■ Exercise aim ■
With the line containing "What data populates" as the starting point, output the remaining lines of the data exactly as they are, through the last.

■ Entries provided ■
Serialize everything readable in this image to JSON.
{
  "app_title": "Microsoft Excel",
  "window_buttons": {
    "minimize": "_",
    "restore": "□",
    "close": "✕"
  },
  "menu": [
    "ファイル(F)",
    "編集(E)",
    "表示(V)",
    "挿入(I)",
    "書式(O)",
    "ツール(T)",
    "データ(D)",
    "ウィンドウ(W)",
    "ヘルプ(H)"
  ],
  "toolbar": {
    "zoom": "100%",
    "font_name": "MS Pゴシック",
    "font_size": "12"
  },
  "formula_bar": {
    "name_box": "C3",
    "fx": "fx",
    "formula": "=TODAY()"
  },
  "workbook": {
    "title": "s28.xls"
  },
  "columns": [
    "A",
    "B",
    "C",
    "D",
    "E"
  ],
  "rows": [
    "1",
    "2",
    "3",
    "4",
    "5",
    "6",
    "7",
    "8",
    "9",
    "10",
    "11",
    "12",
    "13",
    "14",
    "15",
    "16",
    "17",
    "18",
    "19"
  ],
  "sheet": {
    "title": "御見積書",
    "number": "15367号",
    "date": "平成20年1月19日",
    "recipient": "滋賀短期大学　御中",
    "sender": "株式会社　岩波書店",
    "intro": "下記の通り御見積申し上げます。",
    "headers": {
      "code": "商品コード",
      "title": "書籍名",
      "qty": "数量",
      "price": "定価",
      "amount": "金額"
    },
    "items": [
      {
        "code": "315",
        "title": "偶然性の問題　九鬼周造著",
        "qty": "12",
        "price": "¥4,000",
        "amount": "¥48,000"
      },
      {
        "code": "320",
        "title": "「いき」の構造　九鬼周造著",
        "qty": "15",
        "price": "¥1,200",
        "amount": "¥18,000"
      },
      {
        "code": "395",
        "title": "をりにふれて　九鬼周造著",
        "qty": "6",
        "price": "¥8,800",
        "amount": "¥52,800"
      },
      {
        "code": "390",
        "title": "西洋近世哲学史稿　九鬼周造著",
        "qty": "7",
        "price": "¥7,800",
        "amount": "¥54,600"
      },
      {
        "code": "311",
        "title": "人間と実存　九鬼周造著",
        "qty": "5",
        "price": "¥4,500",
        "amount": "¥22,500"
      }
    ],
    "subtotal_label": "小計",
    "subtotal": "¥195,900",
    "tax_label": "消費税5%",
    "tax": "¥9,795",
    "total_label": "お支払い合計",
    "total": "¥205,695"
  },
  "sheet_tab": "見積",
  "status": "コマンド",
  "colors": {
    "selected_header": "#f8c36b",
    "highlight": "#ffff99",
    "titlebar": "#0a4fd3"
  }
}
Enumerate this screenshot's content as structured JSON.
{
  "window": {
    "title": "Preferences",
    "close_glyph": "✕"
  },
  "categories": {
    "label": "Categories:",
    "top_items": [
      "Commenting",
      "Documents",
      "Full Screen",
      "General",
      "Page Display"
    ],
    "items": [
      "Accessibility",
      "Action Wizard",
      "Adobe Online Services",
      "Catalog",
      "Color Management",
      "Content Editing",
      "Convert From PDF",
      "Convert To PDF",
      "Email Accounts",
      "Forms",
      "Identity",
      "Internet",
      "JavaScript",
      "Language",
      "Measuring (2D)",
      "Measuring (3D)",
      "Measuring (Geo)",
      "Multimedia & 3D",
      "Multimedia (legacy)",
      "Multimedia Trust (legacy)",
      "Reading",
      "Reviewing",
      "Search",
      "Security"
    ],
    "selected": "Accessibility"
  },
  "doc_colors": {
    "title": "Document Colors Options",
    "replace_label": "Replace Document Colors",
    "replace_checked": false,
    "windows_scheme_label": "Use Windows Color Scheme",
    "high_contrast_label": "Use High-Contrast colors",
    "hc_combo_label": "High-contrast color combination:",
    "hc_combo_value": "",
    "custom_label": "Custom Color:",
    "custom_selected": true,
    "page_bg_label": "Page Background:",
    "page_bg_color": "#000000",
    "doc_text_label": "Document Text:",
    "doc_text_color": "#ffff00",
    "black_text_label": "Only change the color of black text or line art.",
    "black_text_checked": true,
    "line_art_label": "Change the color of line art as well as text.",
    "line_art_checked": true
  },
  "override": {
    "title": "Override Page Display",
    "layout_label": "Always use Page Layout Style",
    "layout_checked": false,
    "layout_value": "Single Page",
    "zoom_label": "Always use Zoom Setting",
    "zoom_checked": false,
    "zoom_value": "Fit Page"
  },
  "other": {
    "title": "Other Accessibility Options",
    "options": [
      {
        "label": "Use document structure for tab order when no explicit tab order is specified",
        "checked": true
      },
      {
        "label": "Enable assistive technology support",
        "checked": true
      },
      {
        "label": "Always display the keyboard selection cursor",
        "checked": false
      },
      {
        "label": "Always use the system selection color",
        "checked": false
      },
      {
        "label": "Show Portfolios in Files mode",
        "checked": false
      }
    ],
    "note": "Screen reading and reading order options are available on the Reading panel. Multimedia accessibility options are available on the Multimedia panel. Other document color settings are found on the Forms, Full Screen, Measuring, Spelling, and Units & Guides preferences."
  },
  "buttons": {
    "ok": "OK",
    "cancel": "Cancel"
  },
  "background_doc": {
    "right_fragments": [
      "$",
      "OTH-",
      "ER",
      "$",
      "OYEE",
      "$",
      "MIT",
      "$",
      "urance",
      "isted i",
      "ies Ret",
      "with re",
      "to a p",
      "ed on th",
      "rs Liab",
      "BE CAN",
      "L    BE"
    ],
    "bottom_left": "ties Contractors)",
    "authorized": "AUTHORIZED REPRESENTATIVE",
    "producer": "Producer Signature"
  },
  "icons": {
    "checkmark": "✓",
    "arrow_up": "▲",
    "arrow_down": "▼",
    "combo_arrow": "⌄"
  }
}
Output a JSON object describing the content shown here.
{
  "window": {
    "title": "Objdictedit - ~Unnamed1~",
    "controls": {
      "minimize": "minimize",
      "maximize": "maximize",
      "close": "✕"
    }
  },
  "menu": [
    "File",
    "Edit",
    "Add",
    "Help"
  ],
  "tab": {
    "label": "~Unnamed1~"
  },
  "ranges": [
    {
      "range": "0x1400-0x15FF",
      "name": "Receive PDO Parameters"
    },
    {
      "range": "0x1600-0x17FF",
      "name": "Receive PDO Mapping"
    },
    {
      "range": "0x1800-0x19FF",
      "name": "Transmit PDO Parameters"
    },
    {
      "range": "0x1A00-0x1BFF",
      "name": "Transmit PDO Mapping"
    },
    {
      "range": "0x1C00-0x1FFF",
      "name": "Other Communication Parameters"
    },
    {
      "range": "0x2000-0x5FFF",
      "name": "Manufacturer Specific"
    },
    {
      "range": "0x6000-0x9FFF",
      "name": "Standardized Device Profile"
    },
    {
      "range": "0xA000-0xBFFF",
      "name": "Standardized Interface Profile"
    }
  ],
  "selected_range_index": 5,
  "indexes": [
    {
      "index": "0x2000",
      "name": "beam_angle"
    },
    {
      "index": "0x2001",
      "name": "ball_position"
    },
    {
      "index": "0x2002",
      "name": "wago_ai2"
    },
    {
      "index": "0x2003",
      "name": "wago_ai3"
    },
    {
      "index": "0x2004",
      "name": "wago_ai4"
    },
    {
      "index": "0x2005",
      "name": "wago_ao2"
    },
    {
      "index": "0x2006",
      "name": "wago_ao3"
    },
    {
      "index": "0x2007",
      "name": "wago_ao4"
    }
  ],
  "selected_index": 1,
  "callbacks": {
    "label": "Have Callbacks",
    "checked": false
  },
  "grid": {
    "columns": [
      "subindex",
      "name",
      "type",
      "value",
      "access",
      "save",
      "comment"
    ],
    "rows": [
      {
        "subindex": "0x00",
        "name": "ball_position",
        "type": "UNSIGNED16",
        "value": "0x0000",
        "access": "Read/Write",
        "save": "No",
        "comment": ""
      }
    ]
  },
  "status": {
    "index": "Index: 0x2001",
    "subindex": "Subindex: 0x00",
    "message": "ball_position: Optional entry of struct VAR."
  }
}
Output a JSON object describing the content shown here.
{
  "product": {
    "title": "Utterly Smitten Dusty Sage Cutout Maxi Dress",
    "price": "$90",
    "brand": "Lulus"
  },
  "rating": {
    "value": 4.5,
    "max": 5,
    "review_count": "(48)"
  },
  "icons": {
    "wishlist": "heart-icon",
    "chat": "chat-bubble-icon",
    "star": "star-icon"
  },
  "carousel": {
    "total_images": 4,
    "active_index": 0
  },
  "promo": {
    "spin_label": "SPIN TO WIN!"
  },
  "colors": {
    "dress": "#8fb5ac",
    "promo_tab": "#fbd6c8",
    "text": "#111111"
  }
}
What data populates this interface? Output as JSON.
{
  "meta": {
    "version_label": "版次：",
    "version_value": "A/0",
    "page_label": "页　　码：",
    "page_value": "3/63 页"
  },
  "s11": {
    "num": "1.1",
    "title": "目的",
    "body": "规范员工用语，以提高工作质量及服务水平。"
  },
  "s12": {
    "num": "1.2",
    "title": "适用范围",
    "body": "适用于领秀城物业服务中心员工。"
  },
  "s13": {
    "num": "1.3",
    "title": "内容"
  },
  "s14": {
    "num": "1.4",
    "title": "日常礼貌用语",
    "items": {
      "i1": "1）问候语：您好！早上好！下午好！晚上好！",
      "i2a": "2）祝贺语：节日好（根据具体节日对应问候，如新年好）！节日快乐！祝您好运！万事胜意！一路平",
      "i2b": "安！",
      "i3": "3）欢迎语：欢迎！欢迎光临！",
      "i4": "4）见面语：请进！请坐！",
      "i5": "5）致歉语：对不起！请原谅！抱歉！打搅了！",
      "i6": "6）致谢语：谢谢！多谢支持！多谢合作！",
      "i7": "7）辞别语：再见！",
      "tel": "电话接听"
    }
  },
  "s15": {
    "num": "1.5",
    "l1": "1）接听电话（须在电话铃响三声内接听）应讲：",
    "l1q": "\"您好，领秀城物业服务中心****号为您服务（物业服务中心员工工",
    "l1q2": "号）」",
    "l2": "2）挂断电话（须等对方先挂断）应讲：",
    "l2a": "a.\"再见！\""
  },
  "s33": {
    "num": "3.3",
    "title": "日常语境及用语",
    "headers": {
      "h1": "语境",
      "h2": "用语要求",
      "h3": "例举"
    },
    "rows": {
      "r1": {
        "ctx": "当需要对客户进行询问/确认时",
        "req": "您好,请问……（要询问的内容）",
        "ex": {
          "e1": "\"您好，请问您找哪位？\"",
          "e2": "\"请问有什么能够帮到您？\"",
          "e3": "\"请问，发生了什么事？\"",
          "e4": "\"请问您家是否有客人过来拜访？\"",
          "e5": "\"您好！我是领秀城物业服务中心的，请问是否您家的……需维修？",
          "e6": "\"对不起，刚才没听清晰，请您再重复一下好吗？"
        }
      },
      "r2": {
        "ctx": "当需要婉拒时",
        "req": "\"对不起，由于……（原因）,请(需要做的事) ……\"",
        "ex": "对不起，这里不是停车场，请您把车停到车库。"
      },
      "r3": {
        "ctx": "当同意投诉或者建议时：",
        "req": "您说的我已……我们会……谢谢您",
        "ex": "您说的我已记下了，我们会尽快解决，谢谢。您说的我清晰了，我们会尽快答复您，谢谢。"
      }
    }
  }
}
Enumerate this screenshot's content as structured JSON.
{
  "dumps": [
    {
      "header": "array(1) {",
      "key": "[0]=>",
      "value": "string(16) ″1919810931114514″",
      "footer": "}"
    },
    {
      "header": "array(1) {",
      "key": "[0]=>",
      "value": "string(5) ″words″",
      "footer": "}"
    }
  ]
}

■ Response to the task ■
What data populates this interface? Output as JSON.
{
  "meta": {
    "version_label": "版次：",
    "version_value": "A/0",
    "page_label": "页　　码：",
    "page_value": "3/63 页"
  },
  "s11": {
    "num": "1.1",
    "title": "目的",
    "body": "规范员工用语，以提高工作质量及服务水平。"
  },
  "s12": {
    "num": "1.2",
    "title": "适用范围",
    "body": "适用于领秀城物业服务中心员工。"
  },
  "s13": {
    "num": "1.3",
    "title": "内容"
  },
  "s14": {
    "num": "1.4",
    "title": "日常礼貌用语",
    "items": {
      "i1": "1）问候语：您好！早上好！下午好！晚上好！",
      "i2a": "2）祝贺语：节日好（根据具体节日对应问候，如新年好）！节日快乐！祝您好运！万事胜意！一路平",
      "i2b": "安！",
      "i3": "3）欢迎语：欢迎！欢迎光临！",
      "i4": "4）见面语：请进！请坐！",
      "i5": "5）致歉语：对不起！请原谅！抱歉！打搅了！",
      "i6": "6）致谢语：谢谢！多谢支持！多谢合作！",
      "i7": "7）辞别语：再见！",
      "tel": "电话接听"
    }
  },
  "s15": {
    "num": "1.5",
    "l1": "1）接听电话（须在电话铃响三声内接听）应讲：",
    "l1q": "\"您好，领秀城物业服务中心****号为您服务（物业服务中心员工工",
    "l1q2": "号）」",
    "l2": "2）挂断电话（须等对方先挂断）应讲：",
    "l2a": "a.\"再见！\""
  },
  "s33": {
    "num": "3.3",
    "title": "日常语境及用语",
    "headers": {
      "h1": "语境",
      "h2": "用语要求",
      "h3": "例举"
    },
    "rows": {
      "r1": {
        "ctx": "当需要对客户进行询问/确认时",
        "req": "您好,请问……（要询问的内容）",
        "ex": {
          "e1": "\"您好，请问您找哪位？\"",
          "e2": "\"请问有什么能够帮到您？\"",
          "e3": "\"请问，发生了什么事？\"",
          "e4": "\"请问您家是否有客人过来拜访？\"",
          "e5": "\"您好！我是领秀城物业服务中心的，请问是否您家的……需维修？",
          "e6": "\"对不起，刚才没听清晰，请您再重复一下好吗？"
        }
      },
      "r2": {
        "ctx": "当需要婉拒时",
        "req": "\"对不起，由于……（原因）,请(需要做的事) ……\"",
        "ex": "对不起，这里不是停车场，请您把车停到车库。"
      },
      "r3": {
        "ctx": "当同意投诉或者建议时：",
        "req": "您说的我已……我们会……谢谢您",
        "ex": "您说的我已记下了，我们会尽快解决，谢谢。您说的我清晰了，我们会尽快答复您，谢谢。"
      }
    }
  }
}
Enumerate this screenshot's content as structured JSON.
{
  "dumps": [
    {
      "header": "array(1) {",
      "key": "[0]=>",
      "value": "string(16) ″1919810931114514″",
      "footer": "}"
    },
    {
      "header": "array(1) {",
      "key": "[0]=>",
      "value": "string(5) ″words″",
      "footer": "}"
    }
  ]
}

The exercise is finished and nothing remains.